title = {Tracking and visualization of the sensing area for a tethered laparoscopic gamma probe},
url = {http://dx.doi.org/10.1007/s11548-020-02205-z},
volume = {15},
year = {2020}
}

RIS format (EndNote, RefMan)

TY  - JOUR

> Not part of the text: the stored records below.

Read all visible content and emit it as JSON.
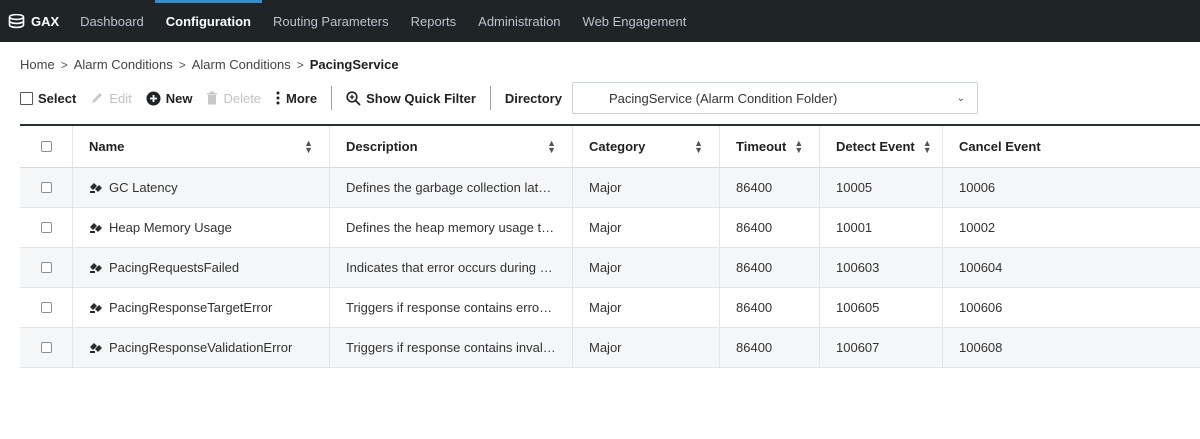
{
  "nav": {
    "brand": "GAX",
    "items": [
      {
        "label": "Dashboard",
        "active": false
      },
      {
        "label": "Configuration",
        "active": true
      },
      {
        "label": "Routing Parameters",
        "active": false
      },
      {
        "label": "Reports",
        "active": false
      },
      {
        "label": "Administration",
        "active": false
      },
      {
        "label": "Web Engagement",
        "active": false
      }
    ]
  },
  "breadcrumb": [
    "Home",
    "Alarm Conditions",
    "Alarm Conditions",
    "PacingService"
  ],
  "toolbar": {
    "select": "Select",
    "edit": "Edit",
    "new": "New",
    "delete": "Delete",
    "more": "More",
    "quick_filter": "Show Quick Filter",
    "directory_label": "Directory",
    "directory_value": "PacingService (Alarm Condition Folder)"
  },
  "table": {
    "columns": [
      "Name",
      "Description",
      "Category",
      "Timeout",
      "Detect Event",
      "Cancel Event"
    ],
    "rows": [
      {
        "name": "GC Latency",
        "description": "Defines the garbage collection latenc...",
        "category": "Major",
        "timeout": "86400",
        "detect": "10005",
        "cancel": "10006"
      },
      {
        "name": "Heap Memory Usage",
        "description": "Defines the heap memory usage thre...",
        "category": "Major",
        "timeout": "86400",
        "detect": "10001",
        "cancel": "10002"
      },
      {
        "name": "PacingRequestsFailed",
        "description": "Indicates that error occurs during pa...",
        "category": "Major",
        "timeout": "86400",
        "detect": "100603",
        "cancel": "100604"
      },
      {
        "name": "PacingResponseTargetError",
        "description": "Triggers if response contains error o...",
        "category": "Major",
        "timeout": "86400",
        "detect": "100605",
        "cancel": "100606"
      },
      {
        "name": "PacingResponseValidationError",
        "description": "Triggers if response contains invalid ...",
        "category": "Major",
        "timeout": "86400",
        "detect": "100607",
        "cancel": "100608"
      }
    ]
  },
  "icons": {
    "brand": "database-stack-icon",
    "edit": "pencil-icon",
    "new": "plus-circle-icon",
    "delete": "trash-icon",
    "more": "vertical-dots-icon",
    "quick_filter": "zoom-in-icon",
    "row": "alarm-condition-icon",
    "sort": "sort-arrows-icon"
  },
  "colors": {
    "nav_bg": "#1f2427",
    "nav_active_indicator": "#2e8fd9",
    "row_stripe": "#f5f6f7"
  }
}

AB - PurposeIn surgical oncology, complete cancer resection and lymph node identification are challenging due to the lack of reliable intraoperative visualization. Recently, endoscopic radio-guided cancer resection has been introduced where a novel tethered laparoscopic gamma detector can be used to determine the location of tracer activity, which can complement preoperative nuclear imaging data and endoscopic imaging. However, these probes do not clearly indicate where on the tissue surface the activity originates, making localization of pathological sites difficult and increasing the mental workload of the surgeons. Therefore, a robust real-time gamma probe tracking system integrated with augmented reality is proposed.MethodsA dual-pattern marker has been attached to the gamma probe, which combines chessboard vertices and circular dots for higher detection accuracy. Both patterns are detected simultaneously based on blob detection and the pixel intensity-based vertices detector and used to estimate the pose of the probe. Temporal information is incorporated into the framework to reduce tracking failure. Furthermore, we utilized the 3D point cloud generated from structure from motion to find the intersection between the probe axis and the tissue surface. When presented as an augmented image, this can provide visual feedback to the surgeons.ResultsThe method has been validated with ground truth probe pose data generated using the OptiTrack system. When detecting the orientation of the pose using circular dots and chessboard dots alone, the mean error obtained is 0.05and 0.06, respectively. As for the translation, the mean error for each pattern is 1.78 mm and 1.81 mm. The detection limits for pitch, roll and yaw are 360,360 and 8–82∪188–352.ConclusionThe performance evaluation results show that this dual-pattern marker can provide high detection rates, as well as more accurate pose estimation and a larger workspace than the previously proposed hyb
AU - Huang,B
AU - Tsai,Y-Y
AU - Cartucho,J
AU - Vyas,K
AU - Tuch,D
AU - Giannarou,S
AU - Elson,DS
DO - 10.1007/s11548-020-02205-z
EP - 1397
PY - 2020///
SN - 1861-6410
SP - 1389
TI - Tracking and visualization of the sensing area for a tethered laparoscopic gamma probe
T2 - International Journal of Computer Assisted Radiology and Surgery
UR - http://dx.doi.org/10.1007/s11548-020-02205-z
UR - http://gateway.webofknowledge.com/gateway/Gateway.cgi?GWVersion=2&SrcApp=PARTNER_APP&SrcAuth=LinksAMR&KeyUT=WOS:000540990700001&DestLinkType=FullRecord&DestApp=ALL_WOS&UsrCustomerID=1ba7043ffcc86c417c072aa74d649202
UR - http://hdl.handle.net/10044/1/80746
VL - 15
ER -